Oh Dear. This Is AWFUL.

This post by Greta van der Rol originally appeared on her site on 5/3/14.

Like every other writer, I have a vault where I keep stories I’ve written that have never seen the light of day. Or maybe shouldn’t have seen the light of day. I recently blew the dust off a manuscript (koff koff), thinking this was one I could do something with. It was fan fiction and not half bad, as I recalled. Okay, way back when I wrote it I thought it was crash hot. Which is pretty good. I figured I could change a few names, tweak here and there, and maybe end up with a salable story. It would be fun.

So I opened up the doc and started to read.

And folks, it was AWFUL. Newbie writing 101 FAIL.

So… what was awful about it? Oh dear. Let me count the ways…

Look, when you’re critiquing, you’re suppose to find the good points first, so let’s get that out of the way. The plot was reasonable for what it was. Princess wants to avoid an arranged marriage so has a few adventures crossing the galaxy to a relo’s house, expecting to be safe. There, she meets a dishy alien admiral who was her dead husband’s CO. Sparks fly. He keeps her safe. The end. The spelling was spot on and the grammar obeyed the rules.


Point of view

What possessed me to think we needed her father’s POV? It’s easy enough to establish he’s a conniving prick from her POV. And why do we need the little cameos between daddy and the jilted suitor?
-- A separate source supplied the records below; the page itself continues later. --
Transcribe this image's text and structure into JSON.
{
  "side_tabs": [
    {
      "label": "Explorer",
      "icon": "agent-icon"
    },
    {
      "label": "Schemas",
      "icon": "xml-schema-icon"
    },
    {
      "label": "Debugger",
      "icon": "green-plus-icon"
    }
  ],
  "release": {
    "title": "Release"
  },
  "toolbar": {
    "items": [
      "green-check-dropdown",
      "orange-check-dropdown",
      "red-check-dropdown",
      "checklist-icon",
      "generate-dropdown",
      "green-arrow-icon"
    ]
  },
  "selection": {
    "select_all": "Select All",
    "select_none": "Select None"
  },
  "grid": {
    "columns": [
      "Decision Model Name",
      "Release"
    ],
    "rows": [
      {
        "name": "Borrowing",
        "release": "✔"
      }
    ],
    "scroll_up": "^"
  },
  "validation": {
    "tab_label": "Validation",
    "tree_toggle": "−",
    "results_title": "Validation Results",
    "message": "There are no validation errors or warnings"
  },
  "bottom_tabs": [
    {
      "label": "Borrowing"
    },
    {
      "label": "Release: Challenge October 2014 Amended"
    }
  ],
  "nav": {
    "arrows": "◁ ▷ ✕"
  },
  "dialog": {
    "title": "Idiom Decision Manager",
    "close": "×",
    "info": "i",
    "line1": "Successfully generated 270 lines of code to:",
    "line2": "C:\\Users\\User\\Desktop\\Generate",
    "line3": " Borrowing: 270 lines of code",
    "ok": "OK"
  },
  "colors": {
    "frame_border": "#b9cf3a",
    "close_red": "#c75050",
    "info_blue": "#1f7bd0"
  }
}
We’ll find out the baddies are chasing her soon enough. (In her defence, the writer probably thought she needed to warn the reader that Mary wasn’t safe, and that it wasn’t daddy’s men chasing her, it was the other dude’s. To which this critiquer replies, ‘so what’?)
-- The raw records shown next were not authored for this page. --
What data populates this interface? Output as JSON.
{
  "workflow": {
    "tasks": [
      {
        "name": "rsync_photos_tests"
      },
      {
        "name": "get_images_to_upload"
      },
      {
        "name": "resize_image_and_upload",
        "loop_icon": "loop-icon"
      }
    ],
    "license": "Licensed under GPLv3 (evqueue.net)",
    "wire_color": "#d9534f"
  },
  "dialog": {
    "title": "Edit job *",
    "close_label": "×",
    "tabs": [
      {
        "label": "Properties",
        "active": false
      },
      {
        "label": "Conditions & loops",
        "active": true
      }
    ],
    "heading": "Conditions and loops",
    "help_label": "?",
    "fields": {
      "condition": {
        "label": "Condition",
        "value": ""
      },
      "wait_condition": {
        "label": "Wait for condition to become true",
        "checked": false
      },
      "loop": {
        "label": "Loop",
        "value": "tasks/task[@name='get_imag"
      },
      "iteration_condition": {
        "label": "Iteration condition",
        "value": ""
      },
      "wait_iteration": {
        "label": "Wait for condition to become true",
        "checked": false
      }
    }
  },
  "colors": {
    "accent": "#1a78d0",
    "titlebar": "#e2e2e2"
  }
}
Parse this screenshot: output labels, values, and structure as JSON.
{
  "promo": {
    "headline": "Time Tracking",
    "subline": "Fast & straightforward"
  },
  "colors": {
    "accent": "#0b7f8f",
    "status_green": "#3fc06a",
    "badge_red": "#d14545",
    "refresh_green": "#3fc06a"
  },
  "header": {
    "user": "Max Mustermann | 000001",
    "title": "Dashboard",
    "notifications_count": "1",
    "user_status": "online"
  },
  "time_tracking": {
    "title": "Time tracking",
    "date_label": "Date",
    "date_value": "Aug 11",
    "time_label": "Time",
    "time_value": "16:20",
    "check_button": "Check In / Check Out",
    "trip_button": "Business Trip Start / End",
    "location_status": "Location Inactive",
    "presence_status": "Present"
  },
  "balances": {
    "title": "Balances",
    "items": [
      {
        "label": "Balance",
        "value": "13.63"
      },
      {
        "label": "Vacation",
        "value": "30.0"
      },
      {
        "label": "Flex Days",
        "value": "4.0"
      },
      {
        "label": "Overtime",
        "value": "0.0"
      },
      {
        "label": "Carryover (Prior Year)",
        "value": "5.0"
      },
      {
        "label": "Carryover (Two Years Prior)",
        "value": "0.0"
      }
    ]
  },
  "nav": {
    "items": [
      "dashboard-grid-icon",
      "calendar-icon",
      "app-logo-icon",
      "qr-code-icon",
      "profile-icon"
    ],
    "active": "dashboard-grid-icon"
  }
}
Click here to read the full post on Greta van der Rol’s site.